No one the focus groups watched received as loud a reaction as NXT star Velveteen Dream. His cocky gait, grand hand gestures, outrageous attire and hip-swiveling all had folks saying things like, "Wow!" or "Oh yes!"
It took just seconds for the NXT North American champ's over-the-top style to snag the viewers' attention.
Dream was a hit with the kids and adults alike. His physique impressed. His panache left people buzzing.
"He is so much fun," Katie said. "I would love to watch him fight." Hanni added: "I think he has the potential to be the Macklemore of wrestling."
There was plenty of appreciation for his in-ring arsenal. Dream's heavy-handed slaps were often the center of conversation. The same went for the champion's graceful movement around the ring, his seamless transition from hold to hold.
Although a lot of the kids found Dream entertaining, they didn't know what to make of him. Some asked where he found all those wild outfits.
One fourth-grader offered a formula to break up the elements that make up Velveteen Dream. "He is 40 percent boxer, 40 percent dancer and 20 percent artist," Derek said.
However one calculates Dream's components, it's clear he is a big-time entertainer.
And while several NXT acts have not worked when transported to Raw and SmackDown, there is less to worry about in his case. He is not some one-dimensional worker buoyed by his gimmick. Dream is a charisma machine, a flamboyant, unique presence who made an impression on these focus groups like no one else.
Roman Reigns (4.3)
When Roman Reigns popped up as part of Strowman's highlight package, a few of the viewers wanted to start talking about him. "Wait. Who is that guy?" someone asked.
Eyes were locked on the screen when Reigns was in action. He scored well with men, women and kids.
Young viewers likened The Big Dog to Superman. Women debated how he compared to Jason Momoa in terms of looks.
What might surprise Reigns' critics the most was how much people talked of his likability.
Other wrestlers got them to say "Wow!" but there wasn't much talk of a deep connection to anyone other than Reigns. Many said the former world champ felt like the most genuine person they saw. They remarked on his passion and heart. Hearing that he had cancer only seemed to deepen those feelings.
"He's very real; he has something," Andrew said.
"Of everybody we have seen, I think he has the most potential to be a mainstream star," Hanni said. "He has so much charisma."
The reactions to Velveteen Dream and Belair pop out first.

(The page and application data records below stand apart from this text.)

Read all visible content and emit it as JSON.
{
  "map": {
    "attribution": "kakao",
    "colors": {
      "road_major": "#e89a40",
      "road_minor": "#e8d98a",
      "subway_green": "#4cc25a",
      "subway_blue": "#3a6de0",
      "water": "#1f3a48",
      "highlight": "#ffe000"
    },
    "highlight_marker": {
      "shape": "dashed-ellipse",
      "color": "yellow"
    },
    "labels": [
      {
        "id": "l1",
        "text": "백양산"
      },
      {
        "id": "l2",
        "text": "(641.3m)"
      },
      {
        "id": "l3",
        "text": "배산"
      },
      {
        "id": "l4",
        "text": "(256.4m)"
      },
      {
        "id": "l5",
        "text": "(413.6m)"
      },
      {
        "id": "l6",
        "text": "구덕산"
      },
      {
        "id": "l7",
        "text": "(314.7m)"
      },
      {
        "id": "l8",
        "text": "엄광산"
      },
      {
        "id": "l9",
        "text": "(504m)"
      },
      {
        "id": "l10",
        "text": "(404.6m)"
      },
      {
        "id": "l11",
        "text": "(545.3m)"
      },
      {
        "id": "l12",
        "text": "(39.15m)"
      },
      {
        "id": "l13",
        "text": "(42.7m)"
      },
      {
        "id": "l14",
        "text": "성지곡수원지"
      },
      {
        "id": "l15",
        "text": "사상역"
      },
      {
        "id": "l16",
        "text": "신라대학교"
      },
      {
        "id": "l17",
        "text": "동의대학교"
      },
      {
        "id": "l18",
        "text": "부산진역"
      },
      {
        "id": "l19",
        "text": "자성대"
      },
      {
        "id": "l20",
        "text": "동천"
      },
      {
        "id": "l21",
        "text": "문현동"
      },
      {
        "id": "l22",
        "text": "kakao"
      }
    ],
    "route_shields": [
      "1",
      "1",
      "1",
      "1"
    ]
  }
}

A room full of fourth-graders' eyes widened and stayed transfixed on the two rising NXT stars. Both scored well with the adults, too. They both hold the kind of charisma that leads to stardom.
It's easy to imagine either wrestler (or both) becoming a major part of WWE's future.
In a way, how some of the established names scored confirms McMahon's instincts. Two of the highest scorers, Reigns and Lynch, are prominent figures in the chairman's circus.
The Big Dog headlined four straight WrestleManias from 2015 to 2018. The Man dethroned both Rousey and Flair this year at WrestleMania to walk out of New Jersey a double champ.
Reigns and Lynch clearly click with the kind of people WWE would like to start pulling in. It helps that the company has showcased both, giving them prime-time opportunities to hone their act. There aren't a ton of clips to show people of wrestlers who rarely get TV time like Rusev.
But why hasn't this big share of the stage that translated into mushrooming stardom for Reigns? Despite his position atop WWE, he hasn't extended his reach into the heart of pop culture.
Lynch has made some headway in terms of reaching past the wrestling bubble, however. She's fresh off landing the cover of ESPN The Magazine, becoming the first WWE star to do so:
If the trash-talker takes over the mantle that once belonged to Hogan and Austin, it would veer from tradition. And maybe that's exactly what the plan should be.
Many would first think of a brawny, snarling big man when pro wrestling first comes to mind. Lynch is something else entirely. The same goes for Velveteen Dream and Belair. These mold-breakers, though, were the ones to create the most excitement in this process.
The sample size was small, but that electricity was undeniable—the kind of current that could eventually carry a WWE star into transcendent territory.